I think it’s enormously important and especially if it is used not just for the funding of projects. Because for me it’s not just about funding the projects, it’s about engaging and having a relationship with people that care about the experience you’re making. It’s a fundamental thing: the more you play a game in development, the better the game is. That’s the secret sauce that everyone talks about. In today’s world where you can make games that connect millions of people together how do you test that? This is where Kickstarter comes in.
The great thing is that if someone has paid money to have pledged, they care enough that they’ve used their most precious resource – money – to prove how much they care. That makes them a great person to refine the experience with. Then, providing you don’t go crazy with a deluge of suggestions and feedback and comments – as long as you curate that well enough, that should be a really great way of refining the experience. So Kickstarter is more than just a way of getting money. It shouldn’t be just for people who are… starving? If you know what I mean, it should be for people who embrace what Kickstarter is. For me Kickstarter is about innovation that is hard to get through the existing structure of the industry. It was almost impossible for me to sign the original Poplous up because there was no Kickstarter, we had to go around 12 publishers and most of them said no.
You might think that with Godus you could just sign it in a dot, but most publishers said ‘Could you possibly consider a role-playing game?’. They see the god-game genre as a genre that doesn’t have as many followers as an RPG. They’ve got their pie chart, look at it and say “if you did an RPG you’d do better”. I think Kickstarter is about embracing innovation and things that perhaps are hard for existing corporations to see and be motivated by. It’s a fascinating time for the industry. It’s not only publishers who are worried about it, if you like, because publishers have traditionally been the bankers of the industry and of course, whoever controls the money controls the industry.
Kickstarter comes along and now the bankers are the community. It’s also for VC (Venture Capital) companies: a lot of them have seed-funded a lot of developers and venture capitalists have turned around and said ‘well this kinda redefines us. Why would developers come to us when they can go to Kickstarter’.
It’s all about discovery as well! Getting the money for your project also solves the issue of discovery – how do people know about your game? Especially for PC and on Steam – there’s millions of apps, how do you get yours to be discovered? I do think that we are starting to question Kickstarter because there hasn’t been the throughput of projects that have been Kickstarted, funded, developed and released. And proven. People are going to say soon, ‘Hang on a second. I want to see one of these Kickstarter games come out before I donate any further’. We’re starting to walk into that territory now, which is terrifying for us of course.
That’s why you have to think of development differently. Because – and if you look at our Kickstarter page – we’re doing these daily video updates in which we’re giving feedback to people in video form and we’re talking about the game every day. We’ll do one of those every day, through to the end of the Kickstarter and then we’ll continue doing that on a weekly basis. Because feedback and people understanding that there’s something happening with the game moving on is absolutely essential. With a publisher, if you’ve got milestone-led development and they only give you that milestone if you give them a version and you do what you said you’d do when you signed up. Why should we think about Kickstarter any differently?

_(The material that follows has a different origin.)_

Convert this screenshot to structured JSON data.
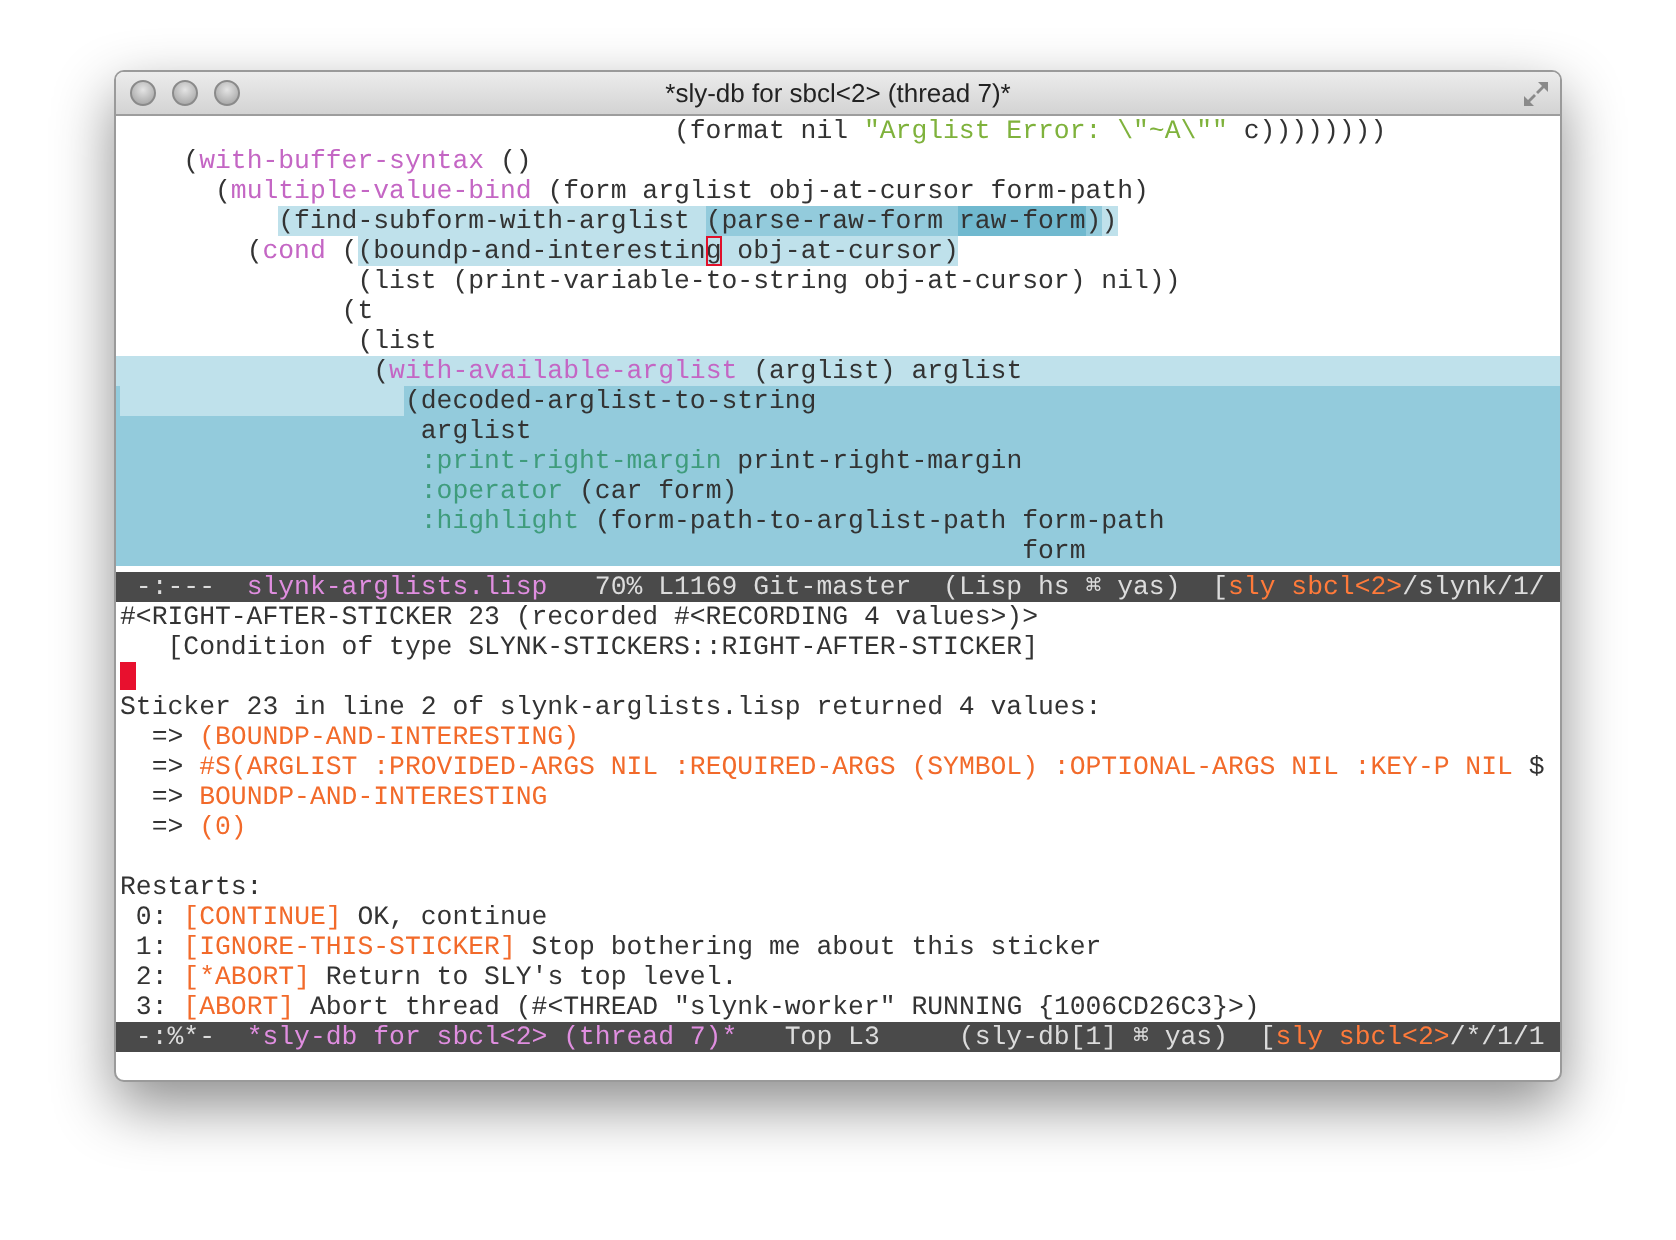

If you’d like to back Project GODUS then head to the Kickstarter funding page here. To read more about Peter Molyneux’s past year, a look into 2013 and our review of the year, read games™ issue 130 on sale 20 December in both print and half-price digital formats.